SOURCE DATA:
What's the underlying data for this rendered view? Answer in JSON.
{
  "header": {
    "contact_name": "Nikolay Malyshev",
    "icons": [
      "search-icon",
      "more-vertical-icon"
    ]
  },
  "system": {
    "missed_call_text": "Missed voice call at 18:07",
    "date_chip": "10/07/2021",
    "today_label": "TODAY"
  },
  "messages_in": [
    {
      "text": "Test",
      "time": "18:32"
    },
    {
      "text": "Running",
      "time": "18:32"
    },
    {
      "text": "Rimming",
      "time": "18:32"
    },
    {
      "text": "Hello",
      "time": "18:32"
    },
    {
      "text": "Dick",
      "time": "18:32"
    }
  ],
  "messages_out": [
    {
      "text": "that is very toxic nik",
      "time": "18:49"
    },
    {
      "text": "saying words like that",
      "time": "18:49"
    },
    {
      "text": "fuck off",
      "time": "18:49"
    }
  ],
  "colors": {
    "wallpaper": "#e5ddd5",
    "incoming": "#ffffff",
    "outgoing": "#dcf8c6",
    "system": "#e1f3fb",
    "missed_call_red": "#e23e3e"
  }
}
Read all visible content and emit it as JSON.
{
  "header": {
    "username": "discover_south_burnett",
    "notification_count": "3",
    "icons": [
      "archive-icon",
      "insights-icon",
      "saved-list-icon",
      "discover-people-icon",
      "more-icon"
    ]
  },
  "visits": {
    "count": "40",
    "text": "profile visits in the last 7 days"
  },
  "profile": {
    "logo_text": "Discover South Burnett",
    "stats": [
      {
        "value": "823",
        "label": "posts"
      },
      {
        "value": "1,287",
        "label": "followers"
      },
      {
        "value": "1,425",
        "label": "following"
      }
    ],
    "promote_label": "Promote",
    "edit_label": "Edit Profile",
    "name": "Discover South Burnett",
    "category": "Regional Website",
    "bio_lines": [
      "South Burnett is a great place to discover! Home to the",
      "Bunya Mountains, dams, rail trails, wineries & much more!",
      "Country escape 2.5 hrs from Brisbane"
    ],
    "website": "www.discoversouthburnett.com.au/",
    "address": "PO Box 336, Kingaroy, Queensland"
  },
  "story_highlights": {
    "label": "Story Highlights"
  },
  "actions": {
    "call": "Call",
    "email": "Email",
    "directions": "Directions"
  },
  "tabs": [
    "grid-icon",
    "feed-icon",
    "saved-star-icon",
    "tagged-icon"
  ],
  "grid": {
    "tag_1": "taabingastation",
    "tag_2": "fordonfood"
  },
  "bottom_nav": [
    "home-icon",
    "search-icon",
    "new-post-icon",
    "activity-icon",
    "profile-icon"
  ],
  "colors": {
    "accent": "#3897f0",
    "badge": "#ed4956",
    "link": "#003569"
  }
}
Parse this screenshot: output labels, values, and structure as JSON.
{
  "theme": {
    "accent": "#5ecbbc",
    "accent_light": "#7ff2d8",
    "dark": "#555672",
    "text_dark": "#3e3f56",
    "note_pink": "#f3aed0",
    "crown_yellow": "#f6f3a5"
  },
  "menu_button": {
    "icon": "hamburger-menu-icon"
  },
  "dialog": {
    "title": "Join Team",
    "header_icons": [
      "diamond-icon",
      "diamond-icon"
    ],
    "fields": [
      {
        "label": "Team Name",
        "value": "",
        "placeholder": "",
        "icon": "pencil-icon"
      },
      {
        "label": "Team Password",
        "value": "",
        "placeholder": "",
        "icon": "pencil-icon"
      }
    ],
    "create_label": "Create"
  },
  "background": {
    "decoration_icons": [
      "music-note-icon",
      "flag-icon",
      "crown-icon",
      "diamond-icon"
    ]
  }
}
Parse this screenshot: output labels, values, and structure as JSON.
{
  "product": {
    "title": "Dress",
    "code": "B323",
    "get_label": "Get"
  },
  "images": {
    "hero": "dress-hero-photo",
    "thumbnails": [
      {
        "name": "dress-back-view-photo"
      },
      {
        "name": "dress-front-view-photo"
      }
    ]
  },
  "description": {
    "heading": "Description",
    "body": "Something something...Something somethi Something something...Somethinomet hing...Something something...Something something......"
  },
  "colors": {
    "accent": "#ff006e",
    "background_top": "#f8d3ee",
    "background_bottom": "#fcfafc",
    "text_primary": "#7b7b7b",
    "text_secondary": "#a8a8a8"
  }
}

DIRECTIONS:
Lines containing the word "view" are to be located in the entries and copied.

YOUR RESPONSE:
What's the underlying data for this rendered view? Answer in JSON.
        "name": "dress-back-view-photo"
        "name": "dress-front-view-photo"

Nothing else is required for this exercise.